Task objective: Go through the data and copy every line in which "this" appears.
*** Opening of Source data ***
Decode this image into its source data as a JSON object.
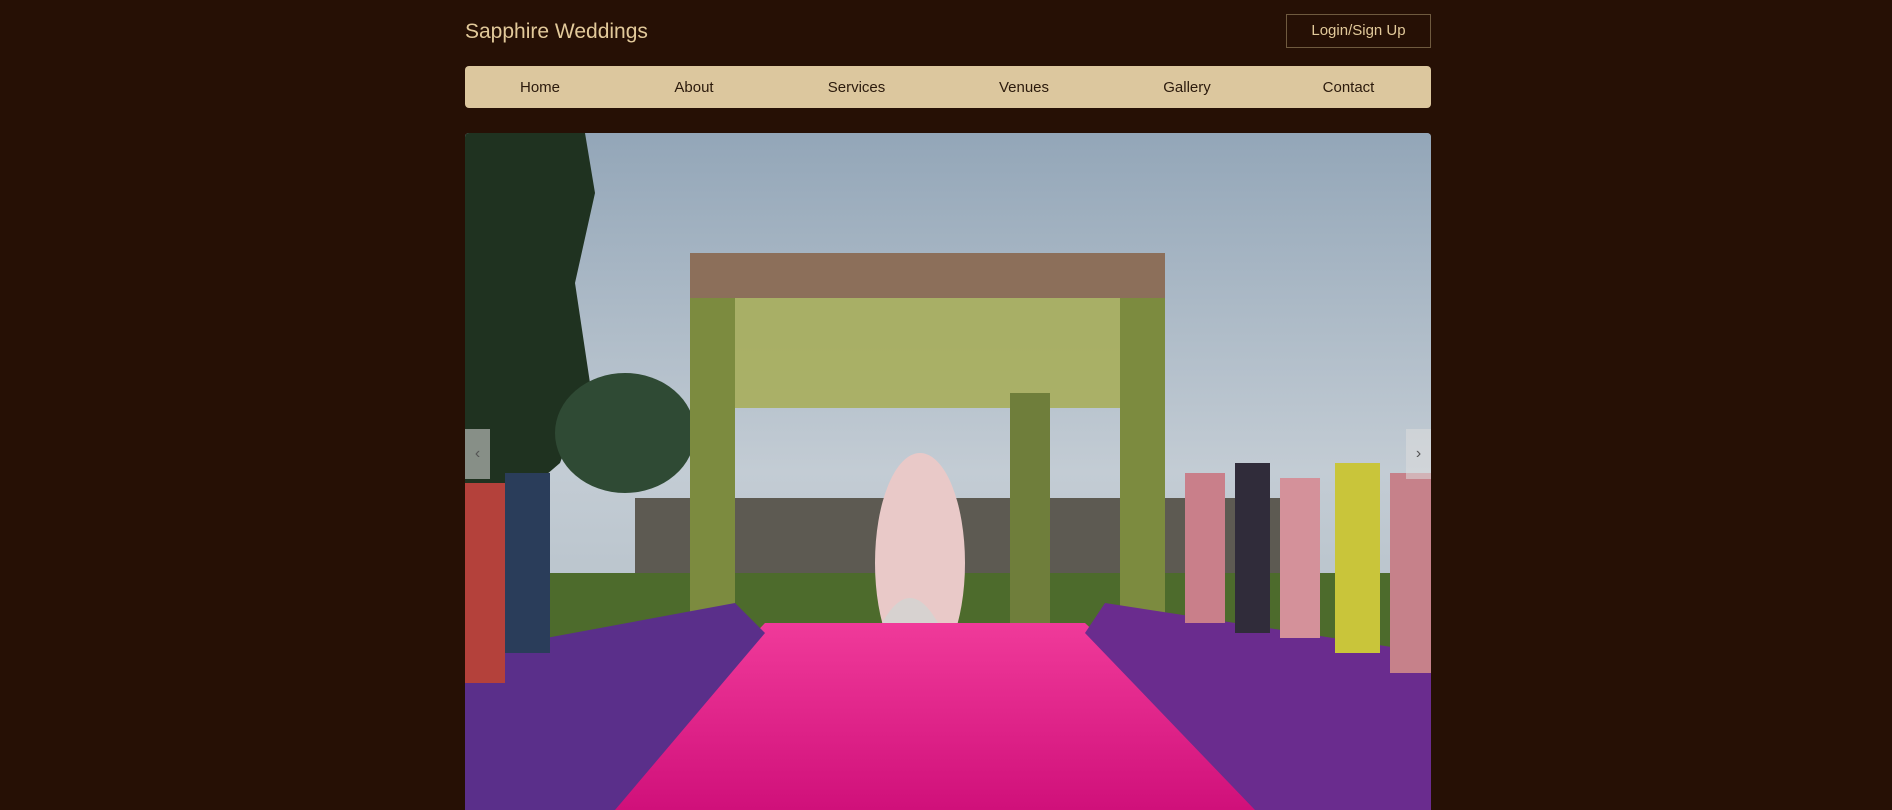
{
  "header": {
    "brand": "Sapphire Weddings",
    "login_label": "Login/Sign Up"
  },
  "nav": {
    "items": [
      {
        "label": "Home"
      },
      {
        "label": "About"
      },
      {
        "label": "Services"
      },
      {
        "label": "Venues"
      },
      {
        "label": "Gallery"
      },
      {
        "label": "Contact"
      }
    ]
  },
  "hero": {
    "prev_icon": "chevron-left-icon",
    "next_icon": "chevron-right-icon"
  },
  "colors": {
    "background": "#261005",
    "brand_text": "#e2c99a",
    "nav_bg": "#dcc79e",
    "nav_text": "#2b1a0c",
    "carpet": "#e0157f"
  }
}
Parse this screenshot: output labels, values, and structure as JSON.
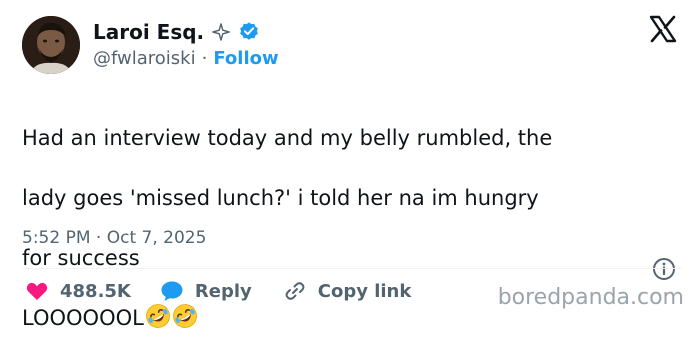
{
  "author": {
    "name": "Laroi Esq.",
    "handle": "@fwlaroiski",
    "separator": "·",
    "follow_label": "Follow",
    "verified_color": "#1d9bf0"
  },
  "tweet": {
    "line1": "Had an interview today and my belly rumbled, the",
    "line2": "lady goes 'missed lunch?' i told her na im hungry",
    "line3": "for success",
    "line4": "LOOOOOOL",
    "emojis": [
      "rolling-on-floor-laughing",
      "rolling-on-floor-laughing"
    ]
  },
  "meta": {
    "time": "5:52 PM",
    "separator": "·",
    "date": "Oct 7, 2025"
  },
  "actions": {
    "likes": "488.5K",
    "reply_label": "Reply",
    "copy_link_label": "Copy link"
  },
  "icons": {
    "sparkle": "sparkle-icon",
    "verified": "verified-badge-icon",
    "x_logo": "x-logo-icon",
    "info": "info-icon",
    "like": "heart-icon",
    "reply": "speech-bubble-icon",
    "link": "link-icon"
  },
  "colors": {
    "like": "#f91880",
    "reply": "#1d9bf0",
    "accent": "#1d9bf0",
    "text": "#0f1419",
    "muted": "#536471"
  },
  "watermark": "boredpanda.com"
}
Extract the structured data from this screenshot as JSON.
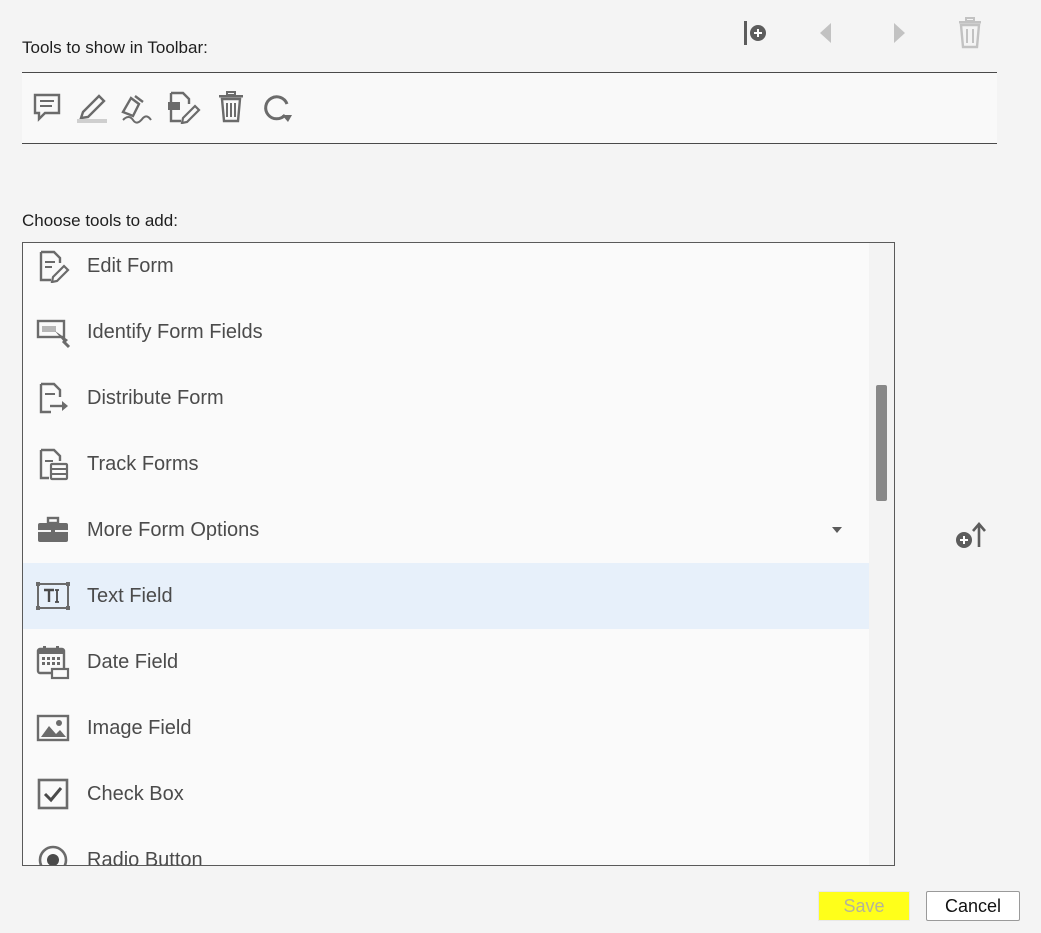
{
  "toolbar_section": {
    "label": "Tools to show in Toolbar:"
  },
  "top_actions": [
    {
      "name": "add-separator-icon",
      "enabled": true
    },
    {
      "name": "move-left-icon",
      "enabled": false
    },
    {
      "name": "move-right-icon",
      "enabled": false
    },
    {
      "name": "delete-icon",
      "enabled": false
    }
  ],
  "toolbar_tools": [
    "comment-icon",
    "highlight-icon",
    "sign-icon",
    "edit-pdf-icon",
    "delete-icon",
    "rotate-icon"
  ],
  "choose_section": {
    "label": "Choose tools to add:"
  },
  "tools": [
    {
      "label": "Edit Form",
      "icon": "edit-form-icon",
      "selected": false
    },
    {
      "label": "Identify Form Fields",
      "icon": "identify-form-fields-icon",
      "selected": false
    },
    {
      "label": "Distribute Form",
      "icon": "distribute-form-icon",
      "selected": false
    },
    {
      "label": "Track Forms",
      "icon": "track-forms-icon",
      "selected": false
    },
    {
      "label": "More Form Options",
      "icon": "briefcase-icon",
      "selected": false,
      "has_dropdown": true
    },
    {
      "label": "Text Field",
      "icon": "text-field-icon",
      "selected": true
    },
    {
      "label": "Date Field",
      "icon": "date-field-icon",
      "selected": false
    },
    {
      "label": "Image Field",
      "icon": "image-field-icon",
      "selected": false
    },
    {
      "label": "Check Box",
      "icon": "checkbox-icon",
      "selected": false
    },
    {
      "label": "Radio Button",
      "icon": "radio-button-icon",
      "selected": false
    }
  ],
  "buttons": {
    "save": "Save",
    "cancel": "Cancel"
  },
  "colors": {
    "icon": "#6b6b6b",
    "icon_disabled": "#c2c2c2",
    "selected_row": "#e7f0fa",
    "save_highlight": "#ffff1a"
  }
}
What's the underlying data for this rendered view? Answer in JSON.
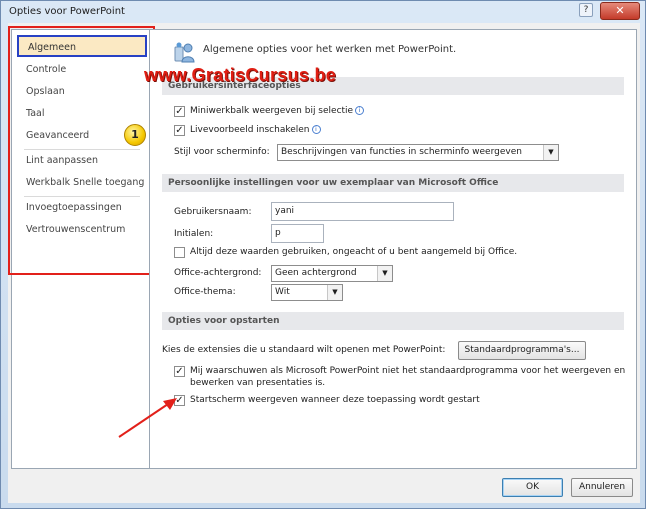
{
  "window": {
    "title": "Opties voor PowerPoint",
    "help_label": "?",
    "close_label": "✕"
  },
  "sidebar": {
    "badge": "1",
    "items": [
      {
        "label": "Algemeen"
      },
      {
        "label": "Controle"
      },
      {
        "label": "Opslaan"
      },
      {
        "label": "Taal"
      },
      {
        "label": "Geavanceerd"
      },
      {
        "label": "Lint aanpassen"
      },
      {
        "label": "Werkbalk Snelle toegang"
      },
      {
        "label": "Invoegtoepassingen"
      },
      {
        "label": "Vertrouwenscentrum"
      }
    ]
  },
  "main": {
    "intro_icon": "settings-people-icon",
    "intro_text": "Algemene opties voor het werken met PowerPoint.",
    "watermark": "www.GratisCursus.be",
    "ui_section": {
      "header": "Gebruikersinterfaceopties",
      "mini_toolbar": {
        "label": "Miniwerkbalk weergeven bij selectie",
        "checked": true
      },
      "live_preview": {
        "label": "Livevoorbeeld inschakelen",
        "checked": true
      },
      "tooltip_style": {
        "label": "Stijl voor scherminfo:",
        "value": "Beschrijvingen van functies in scherminfo weergeven"
      }
    },
    "personal_section": {
      "header": "Persoonlijke instellingen voor uw exemplaar van Microsoft Office",
      "username": {
        "label": "Gebruikersnaam:",
        "value": "yani"
      },
      "initials": {
        "label": "Initialen:",
        "value": "p"
      },
      "always_use": {
        "label": "Altijd deze waarden gebruiken, ongeacht of u bent aangemeld bij Office.",
        "checked": false
      },
      "background": {
        "label": "Office-achtergrond:",
        "value": "Geen achtergrond"
      },
      "theme": {
        "label": "Office-thema:",
        "value": "Wit"
      }
    },
    "startup_section": {
      "header": "Opties voor opstarten",
      "extensions_text": "Kies de extensies die u standaard wilt openen met PowerPoint:",
      "default_programs_button": "Standaardprogramma's...",
      "warn_default": {
        "label": "Mij waarschuwen als Microsoft PowerPoint niet het standaardprogramma voor het weergeven en bewerken van presentaties is.",
        "checked": true
      },
      "show_start_screen": {
        "label": "Startscherm weergeven wanneer deze toepassing wordt gestart",
        "checked": true
      }
    }
  },
  "footer": {
    "ok_label": "OK",
    "cancel_label": "Annuleren"
  },
  "colors": {
    "highlight_outline": "#e2201a",
    "selected_border": "#2741c4",
    "arrow": "#e2201a"
  }
}
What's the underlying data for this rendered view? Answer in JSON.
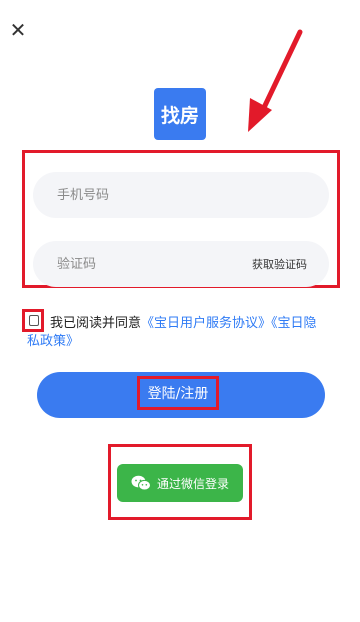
{
  "header": {
    "close_icon": "close-icon",
    "logo_text": "找房"
  },
  "form": {
    "phone_placeholder": "手机号码",
    "code_placeholder": "验证码",
    "get_code_label": "获取验证码"
  },
  "agreement": {
    "prefix": "我已阅读并同意",
    "link1": "《宝日用户服务协议》",
    "link2_part1": "《宝日隐",
    "link2_part2": "私政策》",
    "checked": false
  },
  "actions": {
    "login_label": "登陆/注册",
    "wechat_label": "通过微信登录"
  },
  "colors": {
    "primary": "#3a7bf0",
    "link": "#2f7bf5",
    "wechat_green": "#3cb549",
    "annotation_red": "#e21a2a"
  }
}
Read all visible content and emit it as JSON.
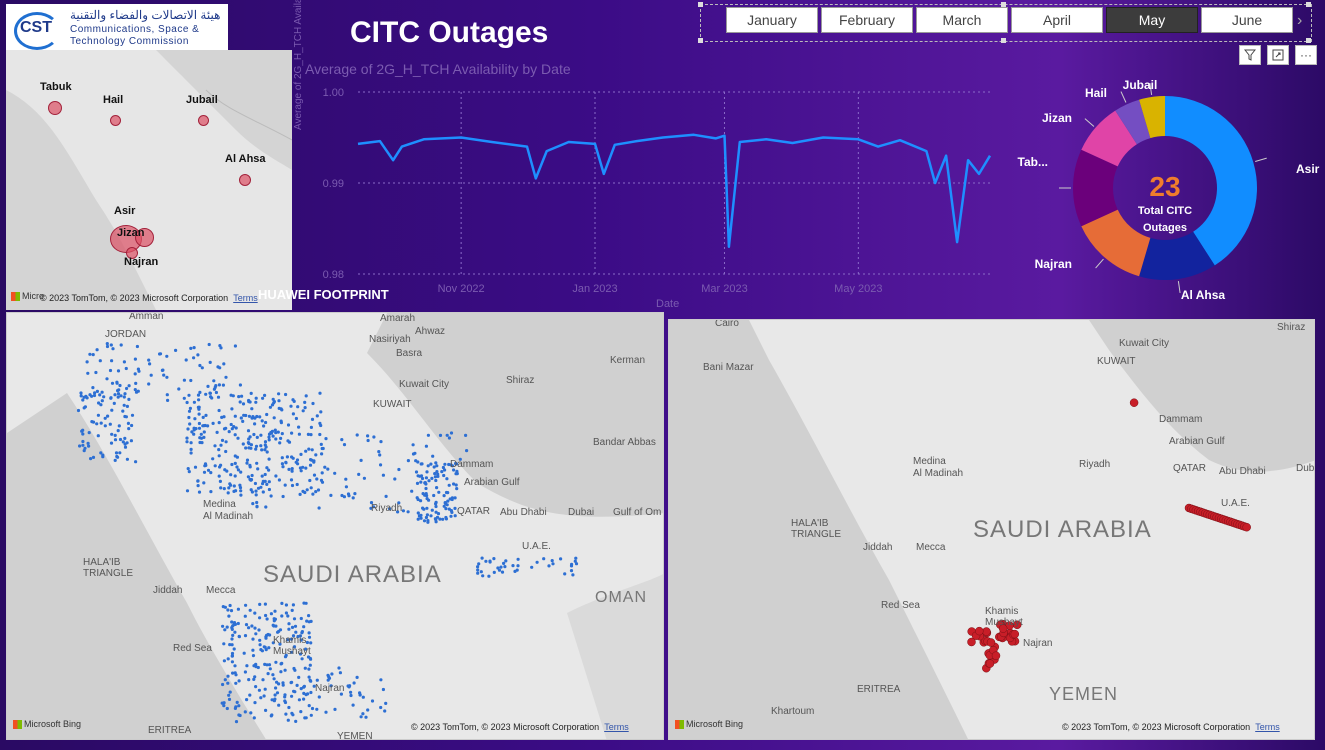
{
  "app": {
    "title": "CITC Outages",
    "logo_abbrev": "CST",
    "logo_arabic": "هيئة الاتصالات والفضاء والتقنية",
    "logo_line1": "Communications, Space &",
    "logo_line2": "Technology Commission"
  },
  "slicer": {
    "months": [
      "January",
      "February",
      "March",
      "April",
      "May",
      "June"
    ],
    "selected": "May"
  },
  "toolbar": {
    "filter_icon": "filter-icon",
    "focus_icon": "focus-mode-icon",
    "more_label": "···"
  },
  "minimap": {
    "labels": [
      "Tabuk",
      "Hail",
      "Jubail",
      "Al Ahsa",
      "Asir",
      "Jizan",
      "Najran"
    ],
    "credit": "© 2023 TomTom, © 2023 Microsoft Corporation",
    "terms": "Terms",
    "bing": "Micro"
  },
  "line_chart": {
    "title": "Average of 2G_H_TCH Availability by Date",
    "ylabel": "Average of 2G_H_TCH Availability",
    "xlabel": "Date",
    "yticks": [
      "1.00",
      "0.99",
      "0.98"
    ],
    "xticks": [
      "Nov 2022",
      "Jan 2023",
      "Mar 2023",
      "May 2023"
    ],
    "overlay": "HUAWEI FOOTPRINT"
  },
  "chart_data": {
    "type": "line",
    "title": "Average of 2G_H_TCH Availability by Date",
    "xlabel": "Date",
    "ylabel": "Average of 2G_H_TCH Availability",
    "ylim": [
      0.98,
      1.0
    ],
    "x_range": [
      "2022-09-15",
      "2023-06-30"
    ],
    "series": [
      {
        "color": "#1e8fff",
        "x": [
          "2022-09-15",
          "2022-09-25",
          "2022-10-01",
          "2022-10-05",
          "2022-10-15",
          "2022-11-01",
          "2022-11-15",
          "2022-12-01",
          "2022-12-05",
          "2022-12-10",
          "2022-12-20",
          "2023-01-01",
          "2023-01-05",
          "2023-01-10",
          "2023-01-20",
          "2023-02-01",
          "2023-02-15",
          "2023-02-25",
          "2023-03-01",
          "2023-03-03",
          "2023-03-08",
          "2023-03-20",
          "2023-04-01",
          "2023-04-15",
          "2023-05-01",
          "2023-05-10",
          "2023-05-20",
          "2023-06-01",
          "2023-06-05",
          "2023-06-10",
          "2023-06-15",
          "2023-06-20",
          "2023-06-25",
          "2023-06-30"
        ],
        "values": [
          0.9943,
          0.9946,
          0.9925,
          0.994,
          0.9948,
          0.995,
          0.9945,
          0.994,
          0.9905,
          0.9935,
          0.9945,
          0.9943,
          0.991,
          0.9942,
          0.9946,
          0.995,
          0.9953,
          0.9949,
          0.9952,
          0.983,
          0.9945,
          0.9948,
          0.9944,
          0.995,
          0.9948,
          0.994,
          0.9947,
          0.9935,
          0.99,
          0.993,
          0.9835,
          0.9925,
          0.991,
          0.993
        ]
      }
    ]
  },
  "donut": {
    "center_value": "23",
    "center_label_1": "Total CITC",
    "center_label_2": "Outages",
    "slices": [
      {
        "label": "Asir",
        "value": 9,
        "color": "#118dff"
      },
      {
        "label": "Al Ahsa",
        "value": 3,
        "color": "#12239e"
      },
      {
        "label": "Najran",
        "value": 3,
        "color": "#e66c37"
      },
      {
        "label": "Tab...",
        "value": 3,
        "color": "#6b007b"
      },
      {
        "label": "Jizan",
        "value": 2,
        "color": "#e044a7"
      },
      {
        "label": "Hail",
        "value": 1,
        "color": "#744ec2"
      },
      {
        "label": "Jubail",
        "value": 1,
        "color": "#d9b300"
      }
    ]
  },
  "map_left": {
    "country": "SAUDI ARABIA",
    "cities": [
      "Amman",
      "JORDAN",
      "Amarah",
      "Ahwaz",
      "Nasiriyah",
      "Basra",
      "Kerman",
      "Shiraz",
      "Kuwait City",
      "KUWAIT",
      "Bandar Abbas",
      "Dammam",
      "Arabian Gulf",
      "QATAR",
      "Abu Dhabi",
      "Dubai",
      "Gulf of Om",
      "U.A.E.",
      "OMAN",
      "Medina",
      "Al Madinah",
      "Riyadh",
      "HALA'IB TRIANGLE",
      "Jiddah",
      "Mecca",
      "Red Sea",
      "Khamis Mushayt",
      "Najran",
      "ERITREA",
      "YEMEN"
    ],
    "credit": "© 2023 TomTom, © 2023 Microsoft Corporation",
    "terms": "Terms",
    "bing": "Microsoft Bing"
  },
  "map_right": {
    "country": "SAUDI ARABIA",
    "cities": [
      "Cairo",
      "Shiraz",
      "Kuwait City",
      "KUWAIT",
      "Bani Mazar",
      "Dammam",
      "Arabian Gulf",
      "QATAR",
      "Abu Dhabi",
      "Dubai",
      "U.A.E.",
      "Medina",
      "Al Madinah",
      "Riyadh",
      "HALA'IB TRIANGLE",
      "Jiddah",
      "Mecca",
      "Red Sea",
      "Khamis Mushayt",
      "Najran",
      "ERITREA",
      "YEMEN",
      "Khartoum"
    ],
    "credit": "© 2023 TomTom, © 2023 Microsoft Corporation",
    "terms": "Terms",
    "bing": "Microsoft Bing"
  }
}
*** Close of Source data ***
Finished exercise:
Decode this image into its source data as a JSON object.
Parse this screenshot: output labels, values, and structure as JSON.
Extract the structured data from this screenshot as JSON.
What's the underlying data for this rendered view? Answer in JSON.
What's the underlying data for this rendered view? Answer in JSON.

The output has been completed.